* _Problem statement_: Nothing in the data may be altered; copy it all exactly.

* _Material provided_:
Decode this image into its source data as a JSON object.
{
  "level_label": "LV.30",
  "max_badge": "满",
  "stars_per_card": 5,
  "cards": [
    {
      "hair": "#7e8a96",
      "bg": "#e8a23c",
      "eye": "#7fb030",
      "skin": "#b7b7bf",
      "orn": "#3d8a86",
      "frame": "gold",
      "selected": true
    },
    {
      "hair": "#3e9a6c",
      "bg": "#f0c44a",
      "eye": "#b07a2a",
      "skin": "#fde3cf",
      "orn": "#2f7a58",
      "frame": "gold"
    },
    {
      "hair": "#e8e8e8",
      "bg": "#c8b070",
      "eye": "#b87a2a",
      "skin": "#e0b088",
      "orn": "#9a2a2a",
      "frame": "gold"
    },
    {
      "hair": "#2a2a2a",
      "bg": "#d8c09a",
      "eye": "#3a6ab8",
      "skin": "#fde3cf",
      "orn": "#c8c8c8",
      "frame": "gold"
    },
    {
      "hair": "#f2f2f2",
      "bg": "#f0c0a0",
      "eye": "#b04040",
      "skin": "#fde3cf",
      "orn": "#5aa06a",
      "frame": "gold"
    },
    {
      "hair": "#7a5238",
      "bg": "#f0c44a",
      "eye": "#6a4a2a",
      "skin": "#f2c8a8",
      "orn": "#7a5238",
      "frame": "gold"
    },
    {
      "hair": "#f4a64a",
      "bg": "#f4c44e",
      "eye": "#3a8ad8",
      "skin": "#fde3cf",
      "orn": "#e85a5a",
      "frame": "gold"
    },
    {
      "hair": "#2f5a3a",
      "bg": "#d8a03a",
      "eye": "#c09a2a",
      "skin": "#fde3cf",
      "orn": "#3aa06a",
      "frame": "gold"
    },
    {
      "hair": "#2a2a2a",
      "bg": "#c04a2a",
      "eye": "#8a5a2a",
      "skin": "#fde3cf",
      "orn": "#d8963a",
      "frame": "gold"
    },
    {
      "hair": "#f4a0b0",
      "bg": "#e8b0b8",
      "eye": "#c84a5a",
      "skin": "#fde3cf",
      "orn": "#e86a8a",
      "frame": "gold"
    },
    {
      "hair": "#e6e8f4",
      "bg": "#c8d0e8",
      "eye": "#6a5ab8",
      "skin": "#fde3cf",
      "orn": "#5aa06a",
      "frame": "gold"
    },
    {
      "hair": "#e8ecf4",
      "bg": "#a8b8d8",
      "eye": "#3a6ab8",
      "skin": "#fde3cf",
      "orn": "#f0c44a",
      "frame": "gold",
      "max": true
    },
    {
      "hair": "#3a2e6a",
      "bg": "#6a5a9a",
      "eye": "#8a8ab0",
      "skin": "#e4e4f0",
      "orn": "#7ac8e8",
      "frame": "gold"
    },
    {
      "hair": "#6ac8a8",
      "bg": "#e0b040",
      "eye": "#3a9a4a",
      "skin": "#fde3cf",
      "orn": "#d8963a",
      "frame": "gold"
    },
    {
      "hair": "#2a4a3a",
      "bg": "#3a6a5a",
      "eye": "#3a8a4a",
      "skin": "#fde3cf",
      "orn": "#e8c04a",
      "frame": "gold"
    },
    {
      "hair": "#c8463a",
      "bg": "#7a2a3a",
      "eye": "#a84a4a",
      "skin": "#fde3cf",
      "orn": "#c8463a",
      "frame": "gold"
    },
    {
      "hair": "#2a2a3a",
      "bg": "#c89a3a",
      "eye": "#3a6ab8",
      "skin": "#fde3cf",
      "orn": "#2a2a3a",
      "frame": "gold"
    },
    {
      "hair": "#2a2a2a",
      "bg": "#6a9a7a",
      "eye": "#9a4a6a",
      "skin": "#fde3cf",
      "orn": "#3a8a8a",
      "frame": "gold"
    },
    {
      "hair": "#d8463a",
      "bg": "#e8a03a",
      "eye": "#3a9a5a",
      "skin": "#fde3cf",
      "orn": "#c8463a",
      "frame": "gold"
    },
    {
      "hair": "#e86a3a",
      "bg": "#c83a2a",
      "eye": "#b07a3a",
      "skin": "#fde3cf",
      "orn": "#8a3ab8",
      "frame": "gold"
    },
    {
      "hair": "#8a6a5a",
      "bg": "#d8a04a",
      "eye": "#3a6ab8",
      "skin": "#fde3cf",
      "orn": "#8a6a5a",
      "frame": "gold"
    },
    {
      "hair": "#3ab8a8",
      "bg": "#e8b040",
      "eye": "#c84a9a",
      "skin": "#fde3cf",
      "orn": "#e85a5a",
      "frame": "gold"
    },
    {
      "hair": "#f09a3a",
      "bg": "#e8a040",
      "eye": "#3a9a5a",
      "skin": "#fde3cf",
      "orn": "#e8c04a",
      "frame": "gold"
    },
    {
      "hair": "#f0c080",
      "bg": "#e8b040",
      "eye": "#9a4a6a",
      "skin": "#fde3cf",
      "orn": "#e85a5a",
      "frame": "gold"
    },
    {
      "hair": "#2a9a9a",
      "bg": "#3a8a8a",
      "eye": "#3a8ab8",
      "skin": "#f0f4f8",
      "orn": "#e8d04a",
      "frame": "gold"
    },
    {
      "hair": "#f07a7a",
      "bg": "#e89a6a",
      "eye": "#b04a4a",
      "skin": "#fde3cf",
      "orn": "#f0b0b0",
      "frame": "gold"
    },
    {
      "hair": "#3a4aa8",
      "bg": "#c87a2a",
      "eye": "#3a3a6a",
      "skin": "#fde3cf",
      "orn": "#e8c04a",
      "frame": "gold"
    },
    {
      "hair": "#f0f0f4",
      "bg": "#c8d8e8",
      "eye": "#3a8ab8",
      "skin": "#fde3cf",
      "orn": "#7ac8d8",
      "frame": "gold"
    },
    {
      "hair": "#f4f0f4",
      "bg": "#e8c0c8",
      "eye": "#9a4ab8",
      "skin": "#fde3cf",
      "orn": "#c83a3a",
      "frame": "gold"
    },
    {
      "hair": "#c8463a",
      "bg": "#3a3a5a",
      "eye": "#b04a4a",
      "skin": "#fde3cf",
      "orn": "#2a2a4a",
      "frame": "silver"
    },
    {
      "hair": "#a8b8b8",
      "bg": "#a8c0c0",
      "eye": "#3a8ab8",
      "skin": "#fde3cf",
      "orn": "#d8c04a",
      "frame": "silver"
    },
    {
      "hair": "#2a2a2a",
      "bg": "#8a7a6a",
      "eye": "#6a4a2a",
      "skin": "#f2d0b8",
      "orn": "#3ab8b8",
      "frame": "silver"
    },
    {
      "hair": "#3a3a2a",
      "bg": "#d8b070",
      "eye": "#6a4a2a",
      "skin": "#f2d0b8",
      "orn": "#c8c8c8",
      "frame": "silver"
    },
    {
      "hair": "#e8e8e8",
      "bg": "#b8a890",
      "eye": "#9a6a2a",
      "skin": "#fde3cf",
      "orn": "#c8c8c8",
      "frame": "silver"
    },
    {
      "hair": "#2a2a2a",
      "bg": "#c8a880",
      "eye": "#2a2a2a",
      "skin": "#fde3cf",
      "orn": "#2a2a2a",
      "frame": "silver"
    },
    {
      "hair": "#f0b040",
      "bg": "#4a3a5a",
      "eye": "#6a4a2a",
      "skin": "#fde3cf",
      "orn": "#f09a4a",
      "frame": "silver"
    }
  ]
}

* _Answer area_:
Decode this image into its source data as a JSON object.
{
  "level_label": "LV.30",
  "max_badge": "满",
  "stars_per_card": 5,
  "cards": [
    {
      "hair": "#7e8a96",
      "bg": "#e8a23c",
      "eye": "#7fb030",
      "skin": "#b7b7bf",
      "orn": "#3d8a86",
      "frame": "gold",
      "selected": true
    },
    {
      "hair": "#3e9a6c",
      "bg": "#f0c44a",
      "eye": "#b07a2a",
      "skin": "#fde3cf",
      "orn": "#2f7a58",
      "frame": "gold"
    },
    {
      "hair": "#e8e8e8",
      "bg": "#c8b070",
      "eye": "#b87a2a",
      "skin": "#e0b088",
      "orn": "#9a2a2a",
      "frame": "gold"
    },
    {
      "hair": "#2a2a2a",
      "bg": "#d8c09a",
      "eye": "#3a6ab8",
      "skin": "#fde3cf",
      "orn": "#c8c8c8",
      "frame": "gold"
    },
    {
      "hair": "#f2f2f2",
      "bg": "#f0c0a0",
      "eye": "#b04040",
      "skin": "#fde3cf",
      "orn": "#5aa06a",
      "frame": "gold"
    },
    {
      "hair": "#7a5238",
      "bg": "#f0c44a",
      "eye": "#6a4a2a",
      "skin": "#f2c8a8",
      "orn": "#7a5238",
      "frame": "gold"
    },
    {
      "hair": "#f4a64a",
      "bg": "#f4c44e",
      "eye": "#3a8ad8",
      "skin": "#fde3cf",
      "orn": "#e85a5a",
      "frame": "gold"
    },
    {
      "hair": "#2f5a3a",
      "bg": "#d8a03a",
      "eye": "#c09a2a",
      "skin": "#fde3cf",
      "orn": "#3aa06a",
      "frame": "gold"
    },
    {
      "hair": "#2a2a2a",
      "bg": "#c04a2a",
      "eye": "#8a5a2a",
      "skin": "#fde3cf",
      "orn": "#d8963a",
      "frame": "gold"
    },
    {
      "hair": "#f4a0b0",
      "bg": "#e8b0b8",
      "eye": "#c84a5a",
      "skin": "#fde3cf",
      "orn": "#e86a8a",
      "frame": "gold"
    },
    {
      "hair": "#e6e8f4",
      "bg": "#c8d0e8",
      "eye": "#6a5ab8",
      "skin": "#fde3cf",
      "orn": "#5aa06a",
      "frame": "gold"
    },
    {
      "hair": "#e8ecf4",
      "bg": "#a8b8d8",
      "eye": "#3a6ab8",
      "skin": "#fde3cf",
      "orn": "#f0c44a",
      "frame": "gold",
      "max": true
    },
    {
      "hair": "#3a2e6a",
      "bg": "#6a5a9a",
      "eye": "#8a8ab0",
      "skin": "#e4e4f0",
      "orn": "#7ac8e8",
      "frame": "gold"
    },
    {
      "hair": "#6ac8a8",
      "bg": "#e0b040",
      "eye": "#3a9a4a",
      "skin": "#fde3cf",
      "orn": "#d8963a",
      "frame": "gold"
    },
    {
      "hair": "#2a4a3a",
      "bg": "#3a6a5a",
      "eye": "#3a8a4a",
      "skin": "#fde3cf",
      "orn": "#e8c04a",
      "frame": "gold"
    },
    {
      "hair": "#c8463a",
      "bg": "#7a2a3a",
      "eye": "#a84a4a",
      "skin": "#fde3cf",
      "orn": "#c8463a",
      "frame": "gold"
    },
    {
      "hair": "#2a2a3a",
      "bg": "#c89a3a",
      "eye": "#3a6ab8",
      "skin": "#fde3cf",
      "orn": "#2a2a3a",
      "frame": "gold"
    },
    {
      "hair": "#2a2a2a",
      "bg": "#6a9a7a",
      "eye": "#9a4a6a",
      "skin": "#fde3cf",
      "orn": "#3a8a8a",
      "frame": "gold"
    },
    {
      "hair": "#d8463a",
      "bg": "#e8a03a",
      "eye": "#3a9a5a",
      "skin": "#fde3cf",
      "orn": "#c8463a",
      "frame": "gold"
    },
    {
      "hair": "#e86a3a",
      "bg": "#c83a2a",
      "eye": "#b07a3a",
      "skin": "#fde3cf",
      "orn": "#8a3ab8",
      "frame": "gold"
    },
    {
      "hair": "#8a6a5a",
      "bg": "#d8a04a",
      "eye": "#3a6ab8",
      "skin": "#fde3cf",
      "orn": "#8a6a5a",
      "frame": "gold"
    },
    {
      "hair": "#3ab8a8",
      "bg": "#e8b040",
      "eye": "#c84a9a",
      "skin": "#fde3cf",
      "orn": "#e85a5a",
      "frame": "gold"
    },
    {
      "hair": "#f09a3a",
      "bg": "#e8a040",
      "eye": "#3a9a5a",
      "skin": "#fde3cf",
      "orn": "#e8c04a",
      "frame": "gold"
    },
    {
      "hair": "#f0c080",
      "bg": "#e8b040",
      "eye": "#9a4a6a",
      "skin": "#fde3cf",
      "orn": "#e85a5a",
      "frame": "gold"
    },
    {
      "hair": "#2a9a9a",
      "bg": "#3a8a8a",
      "eye": "#3a8ab8",
      "skin": "#f0f4f8",
      "orn": "#e8d04a",
      "frame": "gold"
    },
    {
      "hair": "#f07a7a",
      "bg": "#e89a6a",
      "eye": "#b04a4a",
      "skin": "#fde3cf",
      "orn": "#f0b0b0",
      "frame": "gold"
    },
    {
      "hair": "#3a4aa8",
      "bg": "#c87a2a",
      "eye": "#3a3a6a",
      "skin": "#fde3cf",
      "orn": "#e8c04a",
      "frame": "gold"
    },
    {
      "hair": "#f0f0f4",
      "bg": "#c8d8e8",
      "eye": "#3a8ab8",
      "skin": "#fde3cf",
      "orn": "#7ac8d8",
      "frame": "gold"
    },
    {
      "hair": "#f4f0f4",
      "bg": "#e8c0c8",
      "eye": "#9a4ab8",
      "skin": "#fde3cf",
      "orn": "#c83a3a",
      "frame": "gold"
    },
    {
      "hair": "#c8463a",
      "bg": "#3a3a5a",
      "eye": "#b04a4a",
      "skin": "#fde3cf",
      "orn": "#2a2a4a",
      "frame": "silver"
    },
    {
      "hair": "#a8b8b8",
      "bg": "#a8c0c0",
      "eye": "#3a8ab8",
      "skin": "#fde3cf",
      "orn": "#d8c04a",
      "frame": "silver"
    },
    {
      "hair": "#2a2a2a",
      "bg": "#8a7a6a",
      "eye": "#6a4a2a",
      "skin": "#f2d0b8",
      "orn": "#3ab8b8",
      "frame": "silver"
    },
    {
      "hair": "#3a3a2a",
      "bg": "#d8b070",
      "eye": "#6a4a2a",
      "skin": "#f2d0b8",
      "orn": "#c8c8c8",
      "frame": "silver"
    },
    {
      "hair": "#e8e8e8",
      "bg": "#b8a890",
      "eye": "#9a6a2a",
      "skin": "#fde3cf",
      "orn": "#c8c8c8",
      "frame": "silver"
    },
    {
      "hair": "#2a2a2a",
      "bg": "#c8a880",
      "eye": "#2a2a2a",
      "skin": "#fde3cf",
      "orn": "#2a2a2a",
      "frame": "silver"
    },
    {
      "hair": "#f0b040",
      "bg": "#4a3a5a",
      "eye": "#6a4a2a",
      "skin": "#fde3cf",
      "orn": "#f09a4a",
      "frame": "silver"
    }
  ]
}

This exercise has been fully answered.